YOUR OBJECTIVE: Return all of the entries exactly, with nothing added or left out.

(Dataset rows describing interfaces)
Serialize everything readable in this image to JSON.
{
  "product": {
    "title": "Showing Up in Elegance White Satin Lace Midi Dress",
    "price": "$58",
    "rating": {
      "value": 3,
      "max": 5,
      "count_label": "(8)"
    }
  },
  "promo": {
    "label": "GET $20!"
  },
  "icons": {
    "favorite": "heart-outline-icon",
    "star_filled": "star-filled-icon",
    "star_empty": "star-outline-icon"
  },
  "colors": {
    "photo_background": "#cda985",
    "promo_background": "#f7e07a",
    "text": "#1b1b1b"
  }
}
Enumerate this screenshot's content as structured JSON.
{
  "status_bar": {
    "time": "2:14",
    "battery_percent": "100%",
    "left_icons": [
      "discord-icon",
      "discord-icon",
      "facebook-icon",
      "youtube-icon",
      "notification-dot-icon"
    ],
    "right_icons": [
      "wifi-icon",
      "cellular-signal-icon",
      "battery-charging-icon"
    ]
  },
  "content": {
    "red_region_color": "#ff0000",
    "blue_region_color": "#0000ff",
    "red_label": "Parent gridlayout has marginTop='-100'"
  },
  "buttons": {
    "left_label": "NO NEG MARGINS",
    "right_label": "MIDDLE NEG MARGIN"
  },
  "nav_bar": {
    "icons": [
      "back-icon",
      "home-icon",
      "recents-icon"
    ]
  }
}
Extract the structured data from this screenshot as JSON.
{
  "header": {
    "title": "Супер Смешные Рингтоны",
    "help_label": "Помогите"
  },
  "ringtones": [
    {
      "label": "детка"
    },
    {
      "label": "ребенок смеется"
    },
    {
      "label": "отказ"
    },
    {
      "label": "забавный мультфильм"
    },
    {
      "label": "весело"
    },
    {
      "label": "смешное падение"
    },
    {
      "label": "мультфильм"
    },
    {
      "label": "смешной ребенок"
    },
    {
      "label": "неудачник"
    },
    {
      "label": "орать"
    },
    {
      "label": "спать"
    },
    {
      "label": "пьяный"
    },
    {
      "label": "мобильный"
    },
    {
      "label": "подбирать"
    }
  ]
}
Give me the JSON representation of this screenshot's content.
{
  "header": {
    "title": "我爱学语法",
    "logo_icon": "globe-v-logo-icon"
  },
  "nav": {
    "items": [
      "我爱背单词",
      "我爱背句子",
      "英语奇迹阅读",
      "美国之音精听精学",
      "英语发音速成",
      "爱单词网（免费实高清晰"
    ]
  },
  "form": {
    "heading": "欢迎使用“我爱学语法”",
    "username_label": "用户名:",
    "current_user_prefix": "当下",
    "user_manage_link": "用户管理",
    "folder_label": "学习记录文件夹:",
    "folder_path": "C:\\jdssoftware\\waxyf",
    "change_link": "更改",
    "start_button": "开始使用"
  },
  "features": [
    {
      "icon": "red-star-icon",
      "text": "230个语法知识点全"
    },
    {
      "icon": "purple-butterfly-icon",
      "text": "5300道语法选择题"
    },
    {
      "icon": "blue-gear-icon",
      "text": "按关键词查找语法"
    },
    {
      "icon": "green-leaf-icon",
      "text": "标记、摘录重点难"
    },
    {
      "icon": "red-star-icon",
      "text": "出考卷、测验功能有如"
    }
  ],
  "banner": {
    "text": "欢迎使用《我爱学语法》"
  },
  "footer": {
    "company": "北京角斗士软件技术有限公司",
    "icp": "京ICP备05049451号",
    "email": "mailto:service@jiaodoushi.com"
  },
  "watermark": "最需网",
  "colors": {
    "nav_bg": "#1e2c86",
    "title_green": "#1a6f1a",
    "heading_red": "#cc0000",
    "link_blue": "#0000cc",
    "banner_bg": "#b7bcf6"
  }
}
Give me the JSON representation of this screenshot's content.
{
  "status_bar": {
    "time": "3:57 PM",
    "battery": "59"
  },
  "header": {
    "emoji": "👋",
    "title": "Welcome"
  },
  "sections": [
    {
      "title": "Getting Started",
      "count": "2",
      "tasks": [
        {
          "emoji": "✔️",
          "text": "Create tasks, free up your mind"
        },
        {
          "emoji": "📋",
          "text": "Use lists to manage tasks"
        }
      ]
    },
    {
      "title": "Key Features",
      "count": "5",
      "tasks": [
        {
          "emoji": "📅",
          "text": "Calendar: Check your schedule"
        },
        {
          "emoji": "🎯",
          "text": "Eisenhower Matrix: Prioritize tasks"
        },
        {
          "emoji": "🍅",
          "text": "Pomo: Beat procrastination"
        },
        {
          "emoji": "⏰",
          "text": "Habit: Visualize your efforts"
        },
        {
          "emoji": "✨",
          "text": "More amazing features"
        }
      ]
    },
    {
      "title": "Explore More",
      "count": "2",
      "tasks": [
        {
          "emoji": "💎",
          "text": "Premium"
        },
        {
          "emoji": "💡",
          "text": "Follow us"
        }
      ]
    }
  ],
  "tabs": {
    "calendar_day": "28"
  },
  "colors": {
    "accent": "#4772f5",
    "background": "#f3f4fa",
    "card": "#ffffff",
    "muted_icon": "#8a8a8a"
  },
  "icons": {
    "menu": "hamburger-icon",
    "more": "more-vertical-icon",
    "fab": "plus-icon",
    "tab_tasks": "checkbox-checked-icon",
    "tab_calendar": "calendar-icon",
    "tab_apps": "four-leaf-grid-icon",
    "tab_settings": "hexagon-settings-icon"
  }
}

EXPECTED ANSWER:
Serialize everything readable in this image to JSON.
{
  "product": {
    "title": "Showing Up in Elegance White Satin Lace Midi Dress",
    "price": "$58",
    "rating": {
      "value": 3,
      "max": 5,
      "count_label": "(8)"
    }
  },
  "promo": {
    "label": "GET $20!"
  },
  "icons": {
    "favorite": "heart-outline-icon",
    "star_filled": "star-filled-icon",
    "star_empty": "star-outline-icon"
  },
  "colors": {
    "photo_background": "#cda985",
    "promo_background": "#f7e07a",
    "text": "#1b1b1b"
  }
}
Enumerate this screenshot's content as structured JSON.
{
  "status_bar": {
    "time": "2:14",
    "battery_percent": "100%",
    "left_icons": [
      "discord-icon",
      "discord-icon",
      "facebook-icon",
      "youtube-icon",
      "notification-dot-icon"
    ],
    "right_icons": [
      "wifi-icon",
      "cellular-signal-icon",
      "battery-charging-icon"
    ]
  },
  "content": {
    "red_region_color": "#ff0000",
    "blue_region_color": "#0000ff",
    "red_label": "Parent gridlayout has marginTop='-100'"
  },
  "buttons": {
    "left_label": "NO NEG MARGINS",
    "right_label": "MIDDLE NEG MARGIN"
  },
  "nav_bar": {
    "icons": [
      "back-icon",
      "home-icon",
      "recents-icon"
    ]
  }
}
Extract the structured data from this screenshot as JSON.
{
  "header": {
    "title": "Супер Смешные Рингтоны",
    "help_label": "Помогите"
  },
  "ringtones": [
    {
      "label": "детка"
    },
    {
      "label": "ребенок смеется"
    },
    {
      "label": "отказ"
    },
    {
      "label": "забавный мультфильм"
    },
    {
      "label": "весело"
    },
    {
      "label": "смешное падение"
    },
    {
      "label": "мультфильм"
    },
    {
      "label": "смешной ребенок"
    },
    {
      "label": "неудачник"
    },
    {
      "label": "орать"
    },
    {
      "label": "спать"
    },
    {
      "label": "пьяный"
    },
    {
      "label": "мобильный"
    },
    {
      "label": "подбирать"
    }
  ]
}
Give me the JSON representation of this screenshot's content.
{
  "header": {
    "title": "我爱学语法",
    "logo_icon": "globe-v-logo-icon"
  },
  "nav": {
    "items": [
      "我爱背单词",
      "我爱背句子",
      "英语奇迹阅读",
      "美国之音精听精学",
      "英语发音速成",
      "爱单词网（免费实高清晰"
    ]
  },
  "form": {
    "heading": "欢迎使用“我爱学语法”",
    "username_label": "用户名:",
    "current_user_prefix": "当下",
    "user_manage_link": "用户管理",
    "folder_label": "学习记录文件夹:",
    "folder_path": "C:\\jdssoftware\\waxyf",
    "change_link": "更改",
    "start_button": "开始使用"
  },
  "features": [
    {
      "icon": "red-star-icon",
      "text": "230个语法知识点全"
    },
    {
      "icon": "purple-butterfly-icon",
      "text": "5300道语法选择题"
    },
    {
      "icon": "blue-gear-icon",
      "text": "按关键词查找语法"
    },
    {
      "icon": "green-leaf-icon",
      "text": "标记、摘录重点难"
    },
    {
      "icon": "red-star-icon",
      "text": "出考卷、测验功能有如"
    }
  ],
  "banner": {
    "text": "欢迎使用《我爱学语法》"
  },
  "footer": {
    "company": "北京角斗士软件技术有限公司",
    "icp": "京ICP备05049451号",
    "email": "mailto:service@jiaodoushi.com"
  },
  "watermark": "最需网",
  "colors": {
    "nav_bg": "#1e2c86",
    "title_green": "#1a6f1a",
    "heading_red": "#cc0000",
    "link_blue": "#0000cc",
    "banner_bg": "#b7bcf6"
  }
}
Give me the JSON representation of this screenshot's content.
{
  "status_bar": {
    "time": "3:57 PM",
    "battery": "59"
  },
  "header": {
    "emoji": "👋",
    "title": "Welcome"
  },
  "sections": [
    {
      "title": "Getting Started",
      "count": "2",
      "tasks": [
        {
          "emoji": "✔️",
          "text": "Create tasks, free up your mind"
        },
        {
          "emoji": "📋",
          "text": "Use lists to manage tasks"
        }
      ]
    },
    {
      "title": "Key Features",
      "count": "5",
      "tasks": [
        {
          "emoji": "📅",
          "text": "Calendar: Check your schedule"
        },
        {
          "emoji": "🎯",
          "text": "Eisenhower Matrix: Prioritize tasks"
        },
        {
          "emoji": "🍅",
          "text": "Pomo: Beat procrastination"
        },
        {
          "emoji": "⏰",
          "text": "Habit: Visualize your efforts"
        },
        {
          "emoji": "✨",
          "text": "More amazing features"
        }
      ]
    },
    {
      "title": "Explore More",
      "count": "2",
      "tasks": [
        {
          "emoji": "💎",
          "text": "Premium"
        },
        {
          "emoji": "💡",
          "text": "Follow us"
        }
      ]
    }
  ],
  "tabs": {
    "calendar_day": "28"
  },
  "colors": {
    "accent": "#4772f5",
    "background": "#f3f4fa",
    "card": "#ffffff",
    "muted_icon": "#8a8a8a"
  },
  "icons": {
    "menu": "hamburger-icon",
    "more": "more-vertical-icon",
    "fab": "plus-icon",
    "tab_tasks": "checkbox-checked-icon",
    "tab_calendar": "calendar-icon",
    "tab_apps": "four-leaf-grid-icon",
    "tab_settings": "hexagon-settings-icon"
  }
}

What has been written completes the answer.